**TASK PROMPT:** Pick every line out of the entries below that has the string "خانگی", and copy it.

**RECORD SET:**
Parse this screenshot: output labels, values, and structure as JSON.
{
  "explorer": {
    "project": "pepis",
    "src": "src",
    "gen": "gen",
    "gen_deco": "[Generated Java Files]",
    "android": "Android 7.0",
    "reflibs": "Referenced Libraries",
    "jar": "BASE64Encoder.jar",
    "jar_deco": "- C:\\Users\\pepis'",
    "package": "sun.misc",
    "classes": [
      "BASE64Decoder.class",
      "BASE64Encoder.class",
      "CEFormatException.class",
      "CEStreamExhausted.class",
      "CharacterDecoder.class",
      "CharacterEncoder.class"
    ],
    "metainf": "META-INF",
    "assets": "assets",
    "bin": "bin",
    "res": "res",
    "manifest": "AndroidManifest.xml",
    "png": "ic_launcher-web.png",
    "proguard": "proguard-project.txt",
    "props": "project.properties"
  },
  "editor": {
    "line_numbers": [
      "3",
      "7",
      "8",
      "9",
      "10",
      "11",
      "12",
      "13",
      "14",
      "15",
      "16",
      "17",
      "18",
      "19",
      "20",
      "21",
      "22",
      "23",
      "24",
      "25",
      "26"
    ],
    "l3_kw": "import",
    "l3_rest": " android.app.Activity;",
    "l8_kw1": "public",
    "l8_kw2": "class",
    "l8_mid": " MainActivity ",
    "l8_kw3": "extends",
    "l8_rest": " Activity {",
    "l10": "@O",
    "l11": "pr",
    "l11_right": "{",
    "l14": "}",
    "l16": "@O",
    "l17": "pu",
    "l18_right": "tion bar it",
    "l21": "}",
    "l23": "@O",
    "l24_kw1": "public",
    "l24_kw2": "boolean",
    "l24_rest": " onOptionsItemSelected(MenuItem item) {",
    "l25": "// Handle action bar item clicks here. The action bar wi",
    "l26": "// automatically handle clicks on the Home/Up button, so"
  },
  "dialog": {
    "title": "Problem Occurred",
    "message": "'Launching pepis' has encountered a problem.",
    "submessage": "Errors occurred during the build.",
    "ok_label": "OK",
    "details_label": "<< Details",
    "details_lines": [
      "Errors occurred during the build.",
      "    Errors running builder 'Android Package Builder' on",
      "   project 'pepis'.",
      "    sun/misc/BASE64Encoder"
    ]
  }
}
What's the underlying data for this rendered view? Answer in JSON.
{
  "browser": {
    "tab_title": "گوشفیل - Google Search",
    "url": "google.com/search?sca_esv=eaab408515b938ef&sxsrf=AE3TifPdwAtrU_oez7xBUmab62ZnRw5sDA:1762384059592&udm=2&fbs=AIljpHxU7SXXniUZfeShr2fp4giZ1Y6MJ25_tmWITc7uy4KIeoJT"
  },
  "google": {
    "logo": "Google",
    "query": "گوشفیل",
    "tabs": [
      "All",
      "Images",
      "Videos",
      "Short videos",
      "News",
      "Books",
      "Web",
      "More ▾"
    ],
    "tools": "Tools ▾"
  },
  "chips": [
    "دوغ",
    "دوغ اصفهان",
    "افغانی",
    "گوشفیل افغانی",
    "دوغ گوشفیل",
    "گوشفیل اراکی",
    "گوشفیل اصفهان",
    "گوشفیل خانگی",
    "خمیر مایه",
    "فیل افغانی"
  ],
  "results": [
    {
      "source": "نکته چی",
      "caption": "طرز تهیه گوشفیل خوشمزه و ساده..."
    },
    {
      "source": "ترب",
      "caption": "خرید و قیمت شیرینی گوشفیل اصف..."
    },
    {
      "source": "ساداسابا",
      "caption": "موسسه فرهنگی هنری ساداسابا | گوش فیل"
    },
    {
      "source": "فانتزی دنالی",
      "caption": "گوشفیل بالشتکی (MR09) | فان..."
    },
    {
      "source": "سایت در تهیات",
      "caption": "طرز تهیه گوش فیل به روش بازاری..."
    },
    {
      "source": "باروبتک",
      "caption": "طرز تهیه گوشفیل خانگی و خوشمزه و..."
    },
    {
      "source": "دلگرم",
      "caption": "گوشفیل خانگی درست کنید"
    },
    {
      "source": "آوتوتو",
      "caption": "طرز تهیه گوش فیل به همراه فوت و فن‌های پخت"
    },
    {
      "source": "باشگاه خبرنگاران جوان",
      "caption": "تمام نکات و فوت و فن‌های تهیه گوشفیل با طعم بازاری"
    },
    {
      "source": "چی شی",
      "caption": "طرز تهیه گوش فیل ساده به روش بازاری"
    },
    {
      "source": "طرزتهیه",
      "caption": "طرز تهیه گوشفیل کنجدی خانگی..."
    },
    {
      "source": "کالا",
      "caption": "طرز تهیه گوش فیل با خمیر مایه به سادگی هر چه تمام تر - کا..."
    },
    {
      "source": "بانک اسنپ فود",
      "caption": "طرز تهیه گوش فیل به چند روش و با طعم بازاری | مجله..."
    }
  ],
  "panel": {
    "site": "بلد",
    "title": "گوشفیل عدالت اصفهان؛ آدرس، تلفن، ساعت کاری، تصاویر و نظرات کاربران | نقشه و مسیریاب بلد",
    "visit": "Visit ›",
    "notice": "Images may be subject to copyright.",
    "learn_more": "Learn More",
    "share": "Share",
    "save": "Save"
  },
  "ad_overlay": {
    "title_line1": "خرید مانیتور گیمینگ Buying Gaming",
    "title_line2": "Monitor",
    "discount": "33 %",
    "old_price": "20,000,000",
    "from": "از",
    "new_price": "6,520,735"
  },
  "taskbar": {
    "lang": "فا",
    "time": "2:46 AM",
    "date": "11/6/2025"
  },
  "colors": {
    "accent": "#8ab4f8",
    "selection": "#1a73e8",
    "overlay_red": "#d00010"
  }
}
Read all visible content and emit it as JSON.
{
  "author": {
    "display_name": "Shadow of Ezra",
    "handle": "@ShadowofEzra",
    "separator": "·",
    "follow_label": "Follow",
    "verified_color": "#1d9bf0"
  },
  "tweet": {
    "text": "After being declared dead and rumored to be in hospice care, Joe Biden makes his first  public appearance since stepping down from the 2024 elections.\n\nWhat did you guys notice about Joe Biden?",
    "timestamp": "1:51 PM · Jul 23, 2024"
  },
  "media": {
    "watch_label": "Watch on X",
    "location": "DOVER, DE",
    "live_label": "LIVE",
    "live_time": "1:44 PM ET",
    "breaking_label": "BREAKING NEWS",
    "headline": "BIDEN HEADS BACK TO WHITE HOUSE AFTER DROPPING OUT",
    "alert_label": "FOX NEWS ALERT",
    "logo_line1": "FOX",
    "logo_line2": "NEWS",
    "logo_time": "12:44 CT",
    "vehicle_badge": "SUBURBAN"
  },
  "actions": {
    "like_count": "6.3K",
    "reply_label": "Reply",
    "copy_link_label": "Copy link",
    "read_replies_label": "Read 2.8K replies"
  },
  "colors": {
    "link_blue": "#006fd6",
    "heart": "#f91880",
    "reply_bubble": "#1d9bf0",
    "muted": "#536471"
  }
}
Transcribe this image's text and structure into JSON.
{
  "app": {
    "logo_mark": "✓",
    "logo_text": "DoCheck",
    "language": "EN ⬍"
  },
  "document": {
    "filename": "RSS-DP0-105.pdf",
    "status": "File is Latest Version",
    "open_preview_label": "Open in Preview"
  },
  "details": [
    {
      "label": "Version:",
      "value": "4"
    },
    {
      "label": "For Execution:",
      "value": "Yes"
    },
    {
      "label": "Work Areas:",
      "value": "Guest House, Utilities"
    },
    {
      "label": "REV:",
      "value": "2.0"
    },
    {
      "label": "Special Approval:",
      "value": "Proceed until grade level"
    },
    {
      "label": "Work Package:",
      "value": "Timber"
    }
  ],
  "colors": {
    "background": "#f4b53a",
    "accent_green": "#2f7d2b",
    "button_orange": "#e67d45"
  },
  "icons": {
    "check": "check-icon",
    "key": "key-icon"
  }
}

**RESPONSE AREA:**
    "گوشفیل خانگی",
      "caption": "طرز تهیه گوشفیل خانگی و خوشمزه و..."
      "caption": "گوشفیل خانگی درست کنید"
      "caption": "طرز تهیه گوشفیل کنجدی خانگی..."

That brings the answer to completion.